A slight advantage doesn't mean you're necessarily going to win the game. It just means that your opponent has the more difficult problems to solve, and his mistakes will probably hurt his position more than yours will. In a queenless middlegame, prosecuting such a small advantage requires that one presents one's opponent with difficult choices - especially with regards to transposing into various pure endings. As the game goes on, simplification happens naturally, and the defender needs to be able to determine which kind of simplifications lead to the safe haven of the draw, and which lead to further trouble.
A typical example is the following, my game against GM Gata Kamsky from 2010:
Our main game features world champion Viswanathan Anand, against GM Jon Ludvig Hammer. At the point the queenless middlegame began, the game was basically equal. However, Anand was slowly able to gain a slight advantage. As simplification carried the game forward to a minor piece ending, White's advantage remained slight - consisting of a better bishop and some space advantage on the queenside. But with the battle restricted to only one side of the board, White's chances of winning still did not seem high.
Anand-Hammer in a later game
Finally, perhaps due to time pressure, Hammer misevaluated the exchange of a further pair of minor pieces - a seemingly surprising exchange of the white knight for the black bishop, leaving Black with apparently a total blockade, as well as vulnerable white pawns on the kingside should White "try anything". But Anand had seen that the black knight would end up fatally restricted.
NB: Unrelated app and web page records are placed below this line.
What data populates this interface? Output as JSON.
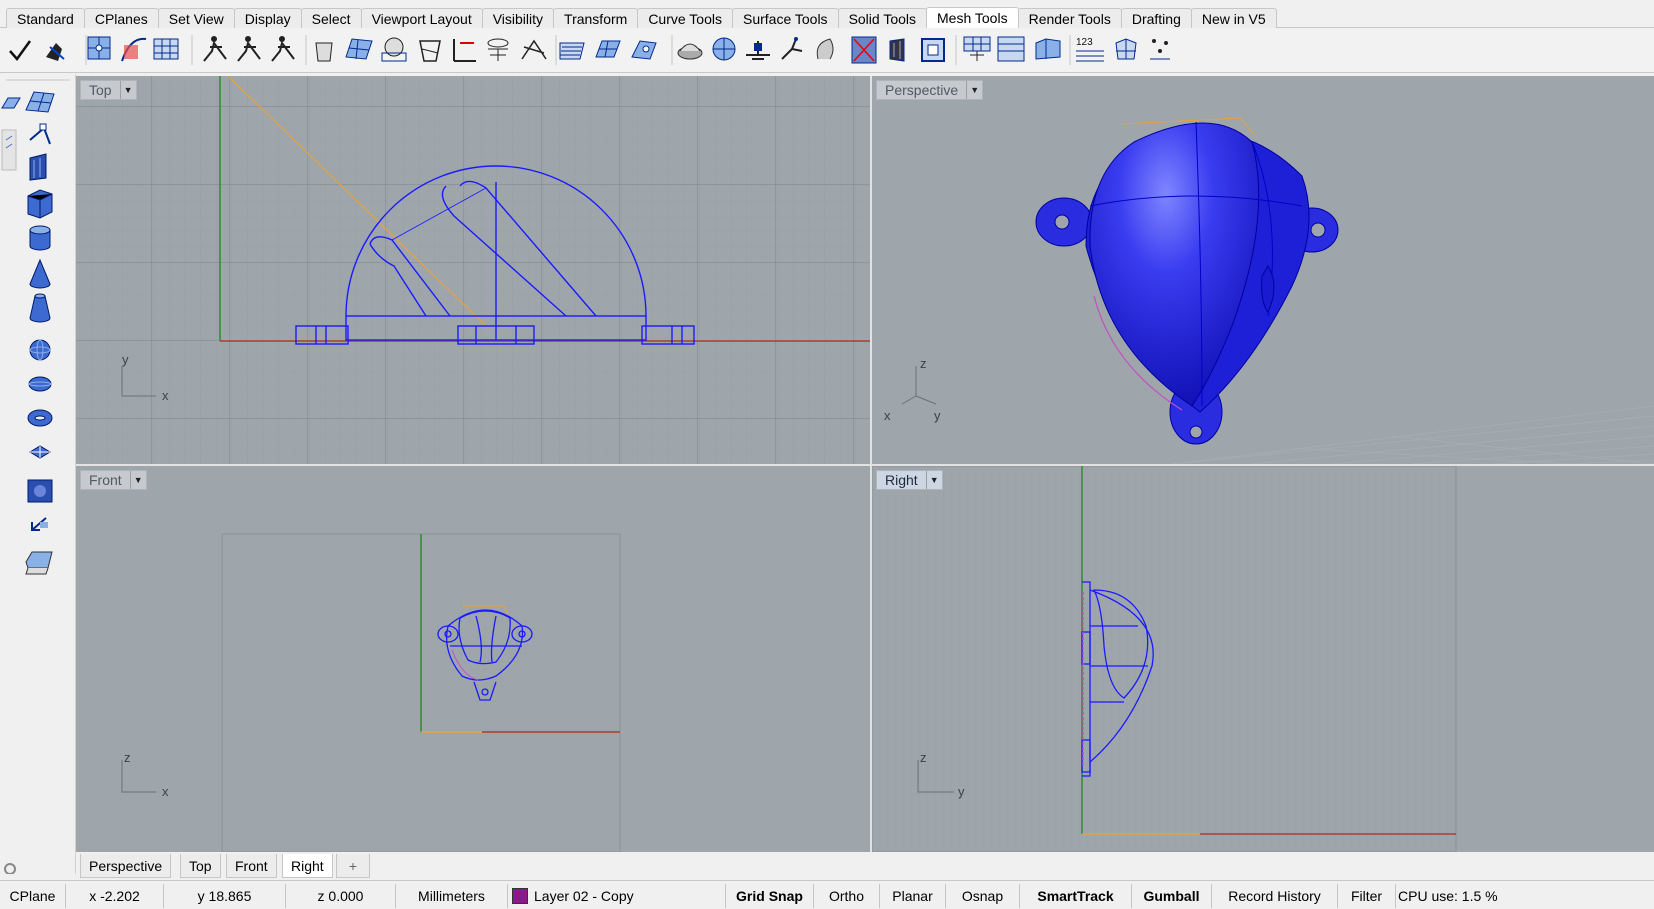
{
  "tabs": [
    "Standard",
    "CPlanes",
    "Set View",
    "Display",
    "Select",
    "Viewport Layout",
    "Visibility",
    "Transform",
    "Curve Tools",
    "Surface Tools",
    "Solid Tools",
    "Mesh Tools",
    "Render Tools",
    "Drafting",
    "New in V5"
  ],
  "active_tab": "Mesh Tools",
  "toolbar": {
    "icons": [
      "checkmark-icon",
      "mesh-repair-icon",
      "mesh-grid-icon",
      "mesh-curve-icon",
      "mesh-patch-icon",
      "mesh-person-1-icon",
      "mesh-person-2-icon",
      "mesh-person-3-icon",
      "mesh-cup-icon",
      "mesh-plane-icon",
      "mesh-skull-icon",
      "mesh-box-icon",
      "mesh-split-icon",
      "mesh-trim-icon",
      "mesh-intersect-icon",
      "mesh-layer-icon",
      "mesh-flat-icon",
      "mesh-flip-icon",
      "mesh-saddle-icon",
      "mesh-sphere-icon",
      "mesh-cut-icon",
      "mesh-pull-icon",
      "mesh-hook-icon",
      "mesh-target-icon",
      "mesh-fold-icon",
      "mesh-frame-icon",
      "mesh-split-h-icon",
      "mesh-split-v-icon",
      "mesh-wall-icon",
      "mesh-count-icon",
      "mesh-unweld-icon",
      "mesh-scatter-icon"
    ],
    "count_label": "123"
  },
  "left_toolbar": {
    "icons": [
      "plane-icon",
      "surface-icon",
      "curve-point-icon",
      "box-panel-icon",
      "box-solid-icon",
      "cylinder-icon",
      "cone-icon",
      "truncated-cone-icon",
      "sphere-icon",
      "ellipsoid-icon",
      "torus-icon",
      "pipe-icon",
      "texture-icon",
      "extrude-icon",
      "slab-icon"
    ]
  },
  "viewports": {
    "top": {
      "label": "Top",
      "axis_a": "y",
      "axis_b": "x"
    },
    "perspective": {
      "label": "Perspective",
      "axis_a": "z",
      "axis_b": "x",
      "axis_c": "y"
    },
    "front": {
      "label": "Front",
      "axis_a": "z",
      "axis_b": "x"
    },
    "right": {
      "label": "Right",
      "axis_a": "z",
      "axis_b": "y"
    }
  },
  "active_viewport": "Right",
  "view_tabs": [
    "Perspective",
    "Top",
    "Front",
    "Right"
  ],
  "add_view_glyph": "+",
  "status": {
    "cplane": "CPlane",
    "x": "x -2.202",
    "y": "y 18.865",
    "z": "z 0.000",
    "units": "Millimeters",
    "layer": "Layer 02 - Copy",
    "layer_color": "#8b1a8b",
    "grid_snap": "Grid Snap",
    "ortho": "Ortho",
    "planar": "Planar",
    "osnap": "Osnap",
    "smarttrack": "SmartTrack",
    "gumball": "Gumball",
    "record_history": "Record History",
    "filter": "Filter",
    "cpu": "CPU use: 1.5 %"
  },
  "colors": {
    "viewport_bg": "#9ea6ac",
    "grid_line": "#8e969c",
    "grid_major": "#7f878d",
    "wire": "#1a1aff",
    "x_axis": "#b03a2e",
    "y_axis": "#2e8b2e",
    "selection": "#e6a23c"
  }
}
Unfortunately a double blunder (perhaps also due to the rapid pace of the game) marred the finish.